- Be sure that everyone understands their role in educational technology at your school. This can be a mind-shift for some schools where anything computer related is seen as the job of the ‘computer teacher’. It may sound unimportant, but changing the name of the role within the school can be a good starting point. I find the ISTE Standards are a great place to start to define the roles and bring clarity to who is responsible for what. Discuss the co-teaching model and how you see it implemented. Be sure to consider that this new system will offer you time to directly support teachers. Teachers also have the potential now to book your time for themselves to learn or get support one on one or as a group.
- Work out the logistics of how to schedule time. There are a variety of systems available to make this easy for teachers. Our school uses an online booking system for any technology that isn’t permanently in the classrooms. Laptop carts and lab rooms can all be booked online. This allows everyone to clearly see when things are available.
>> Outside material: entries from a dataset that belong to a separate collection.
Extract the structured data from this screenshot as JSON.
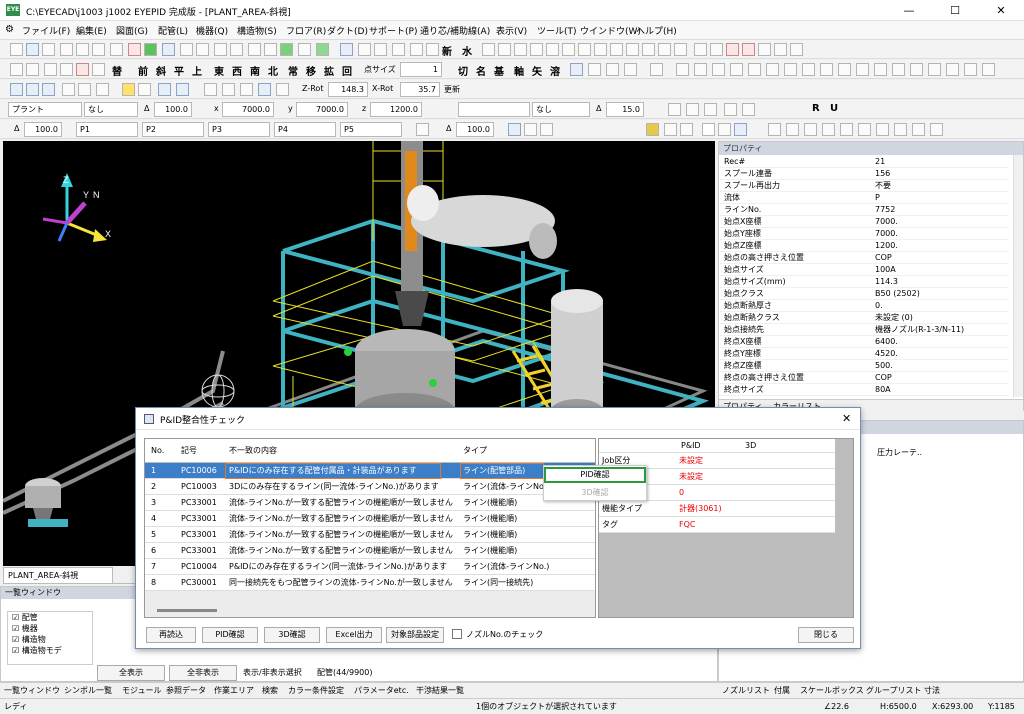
{
  "app": {
    "title": "C:\\EYECAD\\j1003 j1002 EYEPID 完成版 - [PLANT_AREA-斜視]",
    "logo": "EYE"
  },
  "window": {
    "minimize": "—",
    "maximize": "☐",
    "close": "✕"
  },
  "menu": [
    "ファイル(F)",
    "編集(E)",
    "図面(G)",
    "配管(L)",
    "機器(Q)",
    "構造物(S)",
    "フロア(R)",
    "ダクト(D)",
    "サポート(P)",
    "通り芯/補助線(A)",
    "表示(V)",
    "ツール(T)",
    "ウインドウ(W)",
    "ヘルプ(H)"
  ],
  "toolbar1": {
    "new_label": "新",
    "water_label": "水"
  },
  "toolbar2": {
    "chars": [
      "替",
      "前",
      "斜",
      "平",
      "上",
      "東",
      "西",
      "南",
      "北",
      "常",
      "移",
      "拡",
      "回"
    ],
    "point_size_label": "点サイズ",
    "point_size_value": "1",
    "chars2": [
      "切",
      "名",
      "基",
      "軸",
      "矢",
      "溶"
    ]
  },
  "toolbar3": {
    "zrot_label": "Z-Rot",
    "zrot_value": "148.3",
    "xrot_label": "X-Rot",
    "xrot_value": "35.7",
    "update_label": "更新"
  },
  "toolbar4": {
    "plant": "プラント",
    "none": "なし",
    "delta": "Δ",
    "delta_value": "100.0",
    "x_label": "x",
    "x_value": "7000.0",
    "y_label": "y",
    "y_value": "7000.0",
    "z_label": "z",
    "z_value": "1200.0",
    "none2": "なし",
    "delta2_value": "15.0"
  },
  "toolbar5": {
    "delta_value": "100.0",
    "p1": "P1",
    "p2": "P2",
    "p3": "P3",
    "p4": "P4",
    "p5": "P5",
    "delta2_value": "100.0"
  },
  "viewport": {
    "axis_z": "Z",
    "axis_y": "Y",
    "axis_n": "N",
    "axis_x": "X",
    "tab_label": "PLANT_AREA-斜視"
  },
  "properties": {
    "header": "プロパティ",
    "tab1": "プロパティ",
    "tab2": "カラーリスト",
    "rows": [
      [
        "Rec#",
        "21"
      ],
      [
        "スプール連番",
        "156"
      ],
      [
        "スプール再出力",
        "不要"
      ],
      [
        "流体",
        "P"
      ],
      [
        "ラインNo.",
        "7752"
      ],
      [
        "始点X座標",
        "7000."
      ],
      [
        "始点Y座標",
        "7000."
      ],
      [
        "始点Z座標",
        "1200."
      ],
      [
        "始点の高さ押さえ位置",
        "COP"
      ],
      [
        "始点サイズ",
        "100A"
      ],
      [
        "始点サイズ(mm)",
        "114.3"
      ],
      [
        "始点クラス",
        "B50 (2502)"
      ],
      [
        "始点断熱厚さ",
        "0."
      ],
      [
        "始点断熱クラス",
        "未設定 (0)"
      ],
      [
        "始点接続先",
        "機器ノズル(R-1-3/N-11)"
      ],
      [
        "終点X座標",
        "6400."
      ],
      [
        "終点Y座標",
        "4520."
      ],
      [
        "終点Z座標",
        "500."
      ],
      [
        "終点の高さ押さえ位置",
        "COP"
      ],
      [
        "終点サイズ",
        "80A"
      ]
    ]
  },
  "right_lower": {
    "col_header": "圧力レーテ.."
  },
  "right_tabs": [
    "ノズルリスト",
    "付属",
    "スケールボックス",
    "グループリスト",
    "寸法"
  ],
  "list_window": {
    "header": "一覧ウィンドウ",
    "items": [
      "配管",
      "機器",
      "構造物",
      "構造物モデ"
    ],
    "show_all": "全表示",
    "hide_all": "全非表示",
    "toggle_label": "表示/非表示選択",
    "count_label": "配管(44/9900)"
  },
  "lower_tabs": [
    "一覧ウィンドウ",
    "シンボル一覧",
    "モジュール",
    "参照データ",
    "作業エリア",
    "検索",
    "カラー条件設定",
    "パラメータetc.",
    "干渉結果一覧"
  ],
  "dialog": {
    "title": "P&ID整合性チェック",
    "close": "✕",
    "columns": {
      "no": "No.",
      "code": "記号",
      "content": "不一致の内容",
      "type": "タイプ"
    },
    "rows": [
      {
        "no": "1",
        "code": "PC10006",
        "content": "P&IDにのみ存在する配管付属品・計装品があります",
        "type": "ライン(配管部品)"
      },
      {
        "no": "2",
        "code": "PC10003",
        "content": "3Dにのみ存在するライン(同一流体-ラインNo.)があります",
        "type": "ライン(流体-ラインNo.)"
      },
      {
        "no": "3",
        "code": "PC33001",
        "content": "流体-ラインNo.が一致する配管ラインの機能順が一致しません",
        "type": "ライン(機能順)"
      },
      {
        "no": "4",
        "code": "PC33001",
        "content": "流体-ラインNo.が一致する配管ラインの機能順が一致しません",
        "type": "ライン(機能順)"
      },
      {
        "no": "5",
        "code": "PC33001",
        "content": "流体-ラインNo.が一致する配管ラインの機能順が一致しません",
        "type": "ライン(機能順)"
      },
      {
        "no": "6",
        "code": "PC33001",
        "content": "流体-ラインNo.が一致する配管ラインの機能順が一致しません",
        "type": "ライン(機能順)"
      },
      {
        "no": "7",
        "code": "PC10004",
        "content": "P&IDにのみ存在するライン(同一流体-ラインNo.)があります",
        "type": "ライン(流体-ラインNo.)"
      },
      {
        "no": "8",
        "code": "PC30001",
        "content": "同一接続先をもつ配管ラインの流体-ラインNo.が一致しません",
        "type": "ライン(同一接続先)"
      }
    ],
    "compare": {
      "col_pid": "P&ID",
      "col_3d": "3D",
      "rows": [
        [
          "Job区分",
          "未設定",
          ""
        ],
        [
          "",
          "未設定",
          ""
        ],
        [
          "",
          "0",
          ""
        ],
        [
          "機能タイプ",
          "計器(3061)",
          ""
        ],
        [
          "タグ",
          "FQC",
          ""
        ]
      ]
    },
    "buttons": {
      "reload": "再読込",
      "pid": "PID確認",
      "d3": "3D確認",
      "excel": "Excel出力",
      "target": "対象部品設定",
      "nozzle": "ノズルNo.のチェック",
      "close": "閉じる"
    },
    "context_menu": {
      "pid": "PID確認",
      "d3": "3D確認"
    }
  },
  "status": {
    "ready": "レディ",
    "message": "1個のオブジェクトが選択されています",
    "angle": "∠22.6",
    "h": "H:6500.0",
    "x": "X:6293.00",
    "y": "Y:1185"
  },
  "colors": {
    "accent": "#3c7ec8",
    "highlight": "#2a9a3c",
    "red": "#e00000"
  }
}
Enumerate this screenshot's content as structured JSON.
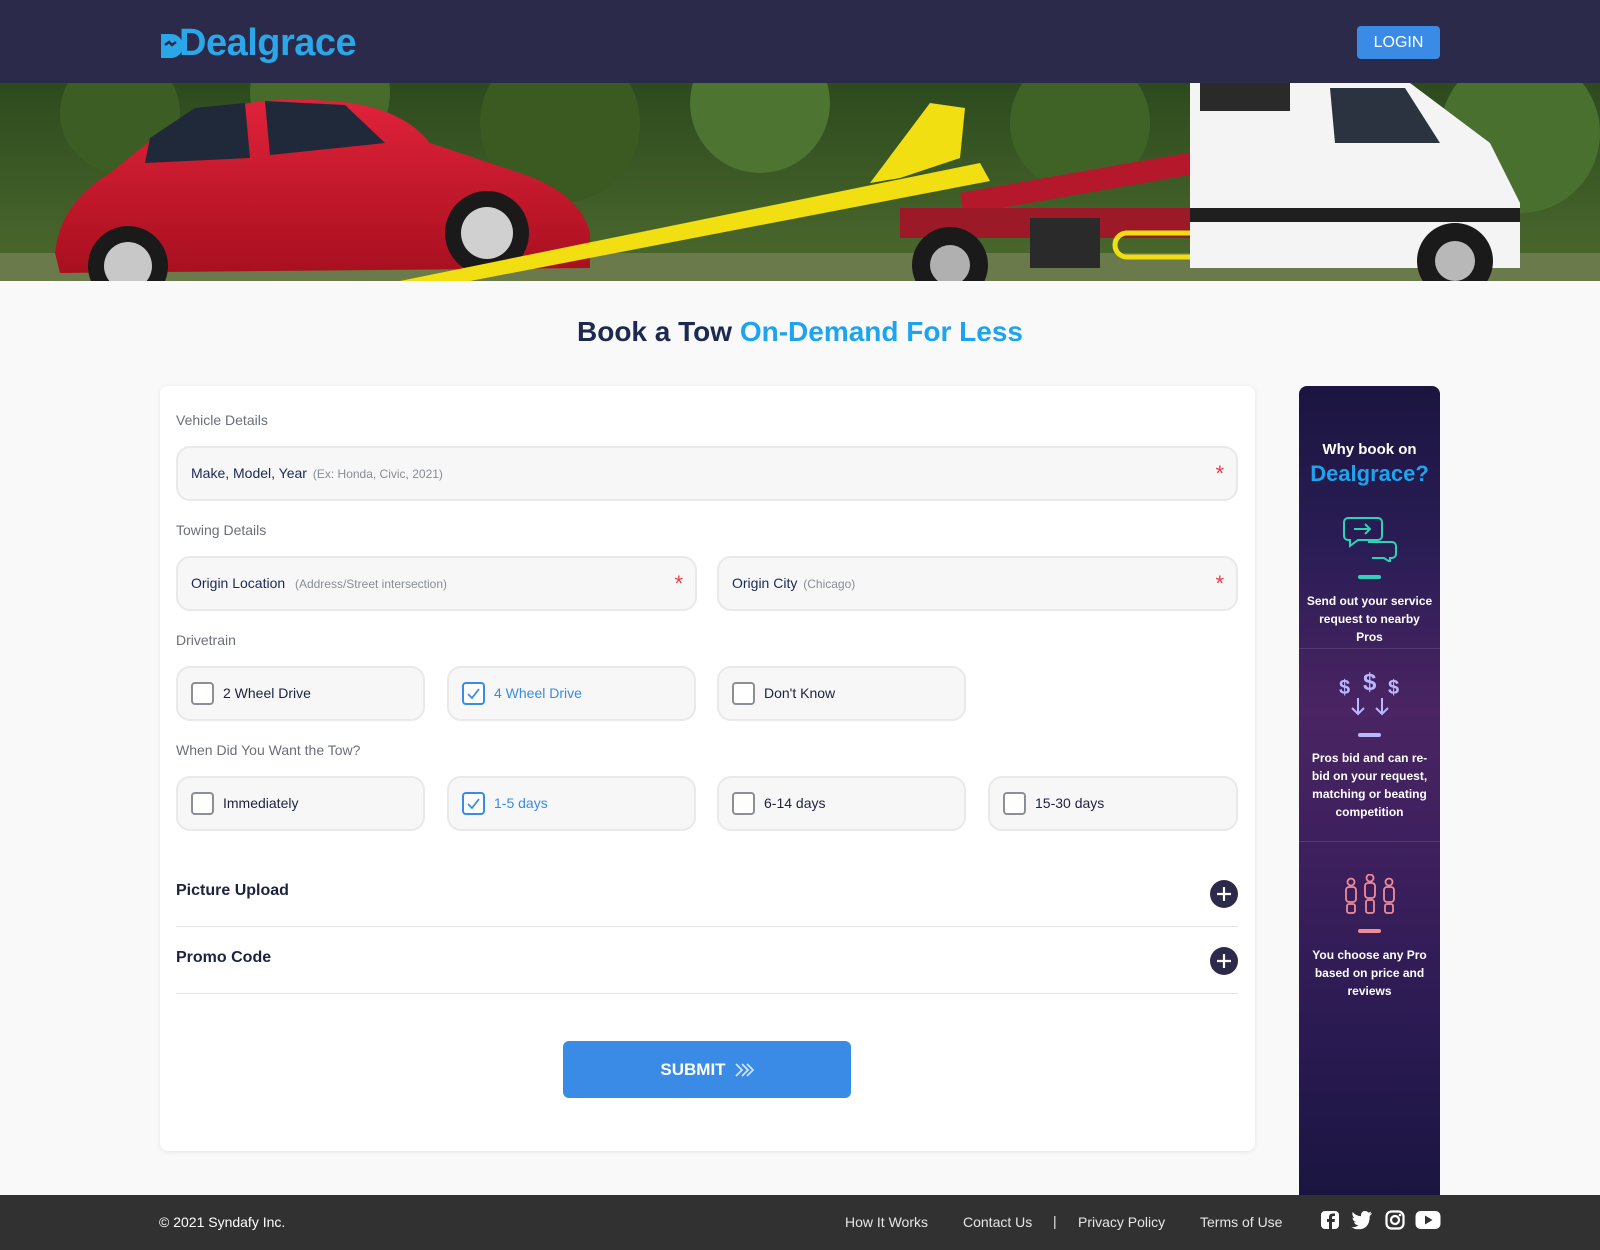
{
  "header": {
    "logo_text": "Dealgrace",
    "login_label": "LOGIN"
  },
  "hero": {
    "image": "tow-truck-loading-red-car"
  },
  "title": {
    "part1": "Book a Tow ",
    "part2": "On-Demand For Less"
  },
  "form": {
    "vehicle_section": "Vehicle Details",
    "vehicle_field": {
      "label": "Make, Model, Year",
      "placeholder": "(Ex: Honda, Civic, 2021)",
      "required": "*"
    },
    "towing_section": "Towing Details",
    "origin_location": {
      "label": "Origin Location",
      "placeholder": "(Address/Street intersection)",
      "required": "*"
    },
    "origin_city": {
      "label": "Origin City",
      "placeholder": "(Chicago)",
      "required": "*"
    },
    "drivetrain_section": "Drivetrain",
    "drivetrain_options": [
      {
        "label": "2 Wheel Drive",
        "checked": false
      },
      {
        "label": "4 Wheel Drive",
        "checked": true
      },
      {
        "label": "Don't Know",
        "checked": false
      }
    ],
    "when_section": "When Did You Want the Tow?",
    "when_options": [
      {
        "label": "Immediately",
        "checked": false
      },
      {
        "label": "1-5 days",
        "checked": true
      },
      {
        "label": "6-14 days",
        "checked": false
      },
      {
        "label": "15-30 days",
        "checked": false
      }
    ],
    "picture_upload": "Picture Upload",
    "promo_code": "Promo Code",
    "submit_label": "SUBMIT"
  },
  "why": {
    "heading1": "Why book on",
    "heading2": "Dealgrace?",
    "steps": [
      {
        "text": "Send out your service request to nearby Pros",
        "icon": "chat-bubbles-icon",
        "color": "#2ed3b7"
      },
      {
        "text": "Pros bid and can re-bid on your request, matching or beating competition",
        "icon": "dollar-bids-icon",
        "color": "#b9b7ff"
      },
      {
        "text": "You choose any Pro based on price and reviews",
        "icon": "choose-pro-icon",
        "color": "#f28b96"
      }
    ]
  },
  "footer": {
    "copyright": "© 2021 Syndafy Inc.",
    "links": [
      "How It Works",
      "Contact Us",
      "Privacy Policy",
      "Terms of Use"
    ],
    "separator": "|",
    "social": [
      "facebook-icon",
      "twitter-icon",
      "instagram-icon",
      "youtube-icon"
    ]
  },
  "colors": {
    "primary": "#3a8be6",
    "accent": "#1ea4ee",
    "header_bg": "#2c2a4a",
    "footer_bg": "#313131"
  }
}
In terms of booking EdTech specialist support, using public calendars can be very helpful. Google Calendar, Outlook, iCal (on Mac) and services like YouCanBookMe all support shared calendars so availability is visible to everyone.
A good overview of responsibilities in a flexible schedule school can be found here: http://blog.amersol.edu.pe/pstech/flexible-access-schedule/
Setting up a flexible schedule for both EdTech specialists and technology resources leads to meaningful and authentic integration of technology when combined with foundational PYP unit planning. It recognizes the needs of 21st century learners and teachers. Finally, it makes the job of the educational technology specialist much more rewarding as a valuable resource in the school.
Kimberly has been working at the Bavarian International School for the past 19 years. She started in the days when there was a donated PC lab and she stole time away to take primary students there with some CD Roms. She has been a part of the development of the technology programme from a class set of the old clamshell macs to a school that is now full of technology and brimming with students and teachers keen to utilise it. For the past 3.5 years she has been leading the introduction of iPads into the primary school. Throughout all of the changes, developments and improvements in technology, the one thing that has remained the same is her passion for educational technology. Kimberly is an Apple Distinguished Educator and leads workshops around technology integration as well as consults with schools who are looking to further develop their technology programmes.